**Aim of the exercise:**
Please copy out every line in the entries that includes the word "icon".

Page and application data records:

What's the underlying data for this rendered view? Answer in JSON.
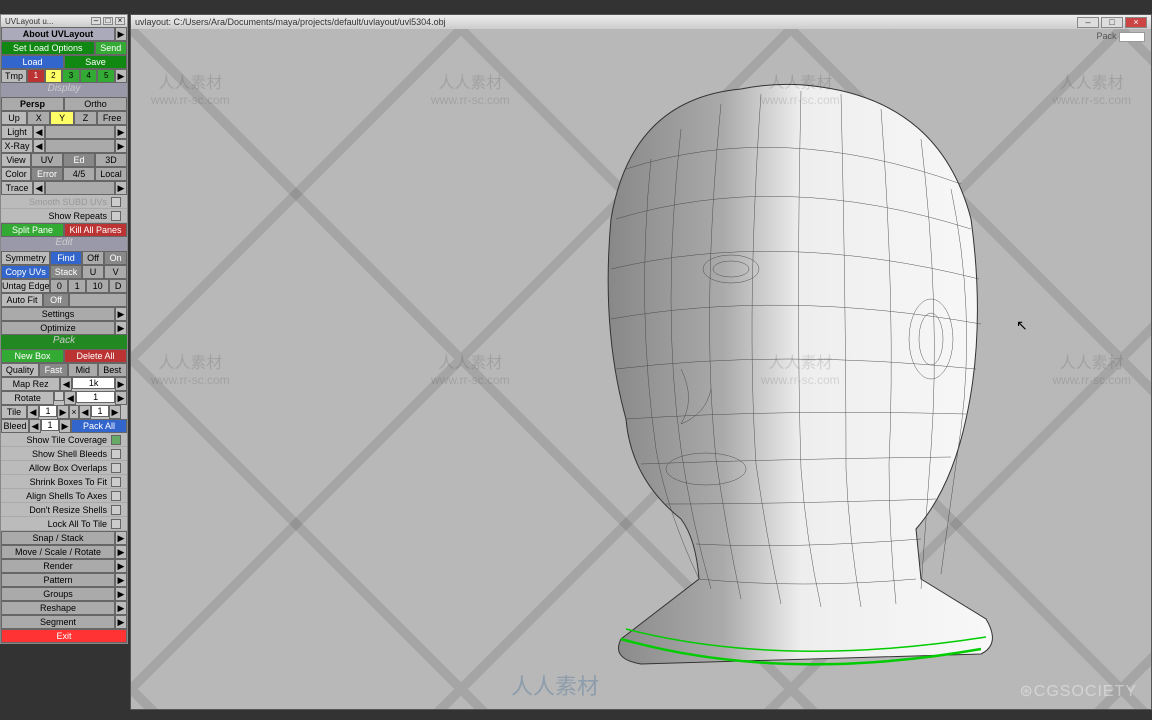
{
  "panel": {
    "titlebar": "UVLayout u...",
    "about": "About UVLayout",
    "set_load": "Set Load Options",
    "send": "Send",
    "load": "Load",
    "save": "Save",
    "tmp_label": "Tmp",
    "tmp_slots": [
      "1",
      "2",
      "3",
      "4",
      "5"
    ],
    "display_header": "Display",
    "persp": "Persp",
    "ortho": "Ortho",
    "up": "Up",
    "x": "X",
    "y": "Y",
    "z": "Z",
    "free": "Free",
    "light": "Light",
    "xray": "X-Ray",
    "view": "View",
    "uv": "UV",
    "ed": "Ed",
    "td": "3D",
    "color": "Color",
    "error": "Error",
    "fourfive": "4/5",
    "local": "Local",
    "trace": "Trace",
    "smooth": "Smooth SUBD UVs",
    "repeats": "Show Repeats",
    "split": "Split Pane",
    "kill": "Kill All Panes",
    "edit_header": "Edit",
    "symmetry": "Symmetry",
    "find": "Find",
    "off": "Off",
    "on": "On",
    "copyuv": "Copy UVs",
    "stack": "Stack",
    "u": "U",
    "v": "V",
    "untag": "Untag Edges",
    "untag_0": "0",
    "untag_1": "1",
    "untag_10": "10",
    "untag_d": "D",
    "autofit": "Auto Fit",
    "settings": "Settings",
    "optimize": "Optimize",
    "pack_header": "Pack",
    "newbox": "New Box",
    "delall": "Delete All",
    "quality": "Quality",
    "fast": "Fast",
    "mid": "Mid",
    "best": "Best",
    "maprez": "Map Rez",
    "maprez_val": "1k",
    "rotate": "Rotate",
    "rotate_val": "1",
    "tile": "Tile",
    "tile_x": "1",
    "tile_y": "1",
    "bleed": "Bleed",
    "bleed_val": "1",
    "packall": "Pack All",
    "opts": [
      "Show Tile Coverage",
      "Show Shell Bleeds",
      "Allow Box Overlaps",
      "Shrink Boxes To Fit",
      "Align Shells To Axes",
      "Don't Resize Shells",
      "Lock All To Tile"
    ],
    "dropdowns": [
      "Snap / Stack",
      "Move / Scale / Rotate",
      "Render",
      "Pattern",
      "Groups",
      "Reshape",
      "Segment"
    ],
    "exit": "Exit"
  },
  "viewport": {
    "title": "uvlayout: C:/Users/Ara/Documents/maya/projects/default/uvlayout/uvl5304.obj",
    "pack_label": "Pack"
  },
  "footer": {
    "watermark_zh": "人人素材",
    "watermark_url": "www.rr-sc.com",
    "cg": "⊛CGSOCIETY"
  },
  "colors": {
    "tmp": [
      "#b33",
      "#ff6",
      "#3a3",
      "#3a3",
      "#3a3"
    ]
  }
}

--

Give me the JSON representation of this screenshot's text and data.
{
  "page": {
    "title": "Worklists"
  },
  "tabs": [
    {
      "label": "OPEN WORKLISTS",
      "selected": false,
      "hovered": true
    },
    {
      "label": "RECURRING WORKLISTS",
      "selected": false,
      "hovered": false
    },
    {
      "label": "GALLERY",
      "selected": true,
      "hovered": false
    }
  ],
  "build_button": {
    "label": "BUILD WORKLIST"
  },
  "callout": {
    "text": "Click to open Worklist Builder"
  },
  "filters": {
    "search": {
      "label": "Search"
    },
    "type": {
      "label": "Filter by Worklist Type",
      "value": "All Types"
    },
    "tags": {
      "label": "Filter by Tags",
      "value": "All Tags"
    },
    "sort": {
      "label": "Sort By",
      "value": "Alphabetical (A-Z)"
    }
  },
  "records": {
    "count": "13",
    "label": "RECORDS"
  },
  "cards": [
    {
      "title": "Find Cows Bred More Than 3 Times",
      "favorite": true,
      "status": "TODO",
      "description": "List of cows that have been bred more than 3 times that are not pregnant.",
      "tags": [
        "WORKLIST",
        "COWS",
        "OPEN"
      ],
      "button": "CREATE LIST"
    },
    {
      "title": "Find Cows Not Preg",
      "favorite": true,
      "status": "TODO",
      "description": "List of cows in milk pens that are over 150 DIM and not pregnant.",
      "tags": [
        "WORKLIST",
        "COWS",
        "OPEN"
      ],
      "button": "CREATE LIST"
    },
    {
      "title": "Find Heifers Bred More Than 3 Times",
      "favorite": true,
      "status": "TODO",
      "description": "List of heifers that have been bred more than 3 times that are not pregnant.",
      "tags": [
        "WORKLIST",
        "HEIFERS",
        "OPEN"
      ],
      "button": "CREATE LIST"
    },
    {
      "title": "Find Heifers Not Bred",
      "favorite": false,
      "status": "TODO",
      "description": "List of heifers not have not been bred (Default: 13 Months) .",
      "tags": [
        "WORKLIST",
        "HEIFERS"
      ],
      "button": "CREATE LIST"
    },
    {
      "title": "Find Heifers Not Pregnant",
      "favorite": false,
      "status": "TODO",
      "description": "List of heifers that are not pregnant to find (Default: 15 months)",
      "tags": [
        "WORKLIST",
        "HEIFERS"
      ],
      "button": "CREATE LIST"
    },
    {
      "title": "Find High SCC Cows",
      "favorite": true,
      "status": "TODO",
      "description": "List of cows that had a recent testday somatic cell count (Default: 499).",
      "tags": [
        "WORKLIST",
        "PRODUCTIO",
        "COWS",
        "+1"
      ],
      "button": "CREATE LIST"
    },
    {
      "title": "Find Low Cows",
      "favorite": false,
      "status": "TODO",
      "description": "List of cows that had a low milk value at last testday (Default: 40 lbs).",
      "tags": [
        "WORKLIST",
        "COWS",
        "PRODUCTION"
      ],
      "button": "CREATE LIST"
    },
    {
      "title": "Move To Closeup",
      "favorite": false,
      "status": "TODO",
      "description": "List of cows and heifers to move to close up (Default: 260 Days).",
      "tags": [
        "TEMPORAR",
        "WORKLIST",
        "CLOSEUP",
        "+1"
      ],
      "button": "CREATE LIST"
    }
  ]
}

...

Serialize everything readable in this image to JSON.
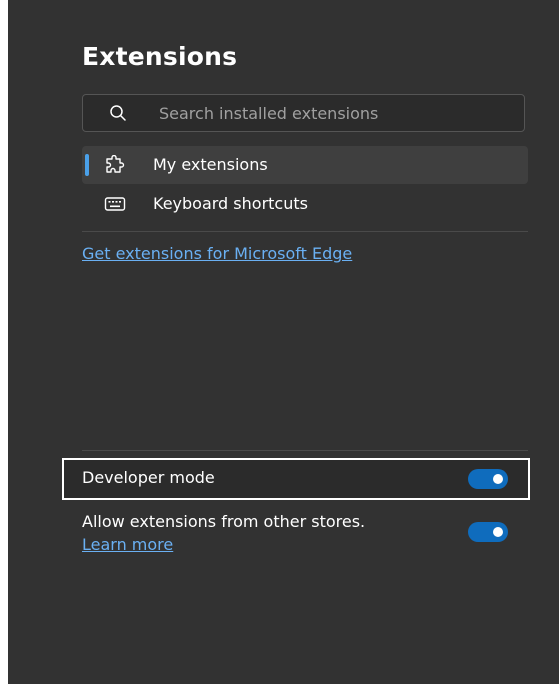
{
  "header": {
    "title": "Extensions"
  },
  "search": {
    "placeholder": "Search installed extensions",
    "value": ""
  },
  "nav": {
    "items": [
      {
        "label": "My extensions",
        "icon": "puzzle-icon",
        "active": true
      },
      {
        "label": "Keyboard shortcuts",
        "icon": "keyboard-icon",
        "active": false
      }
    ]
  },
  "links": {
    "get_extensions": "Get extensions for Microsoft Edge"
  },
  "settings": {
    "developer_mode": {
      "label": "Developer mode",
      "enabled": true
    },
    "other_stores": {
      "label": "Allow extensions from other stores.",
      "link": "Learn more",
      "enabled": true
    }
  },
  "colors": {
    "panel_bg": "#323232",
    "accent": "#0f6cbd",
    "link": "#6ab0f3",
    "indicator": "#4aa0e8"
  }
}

**Written solution:**
        "icon": "puzzle-icon",
        "icon": "keyboard-icon",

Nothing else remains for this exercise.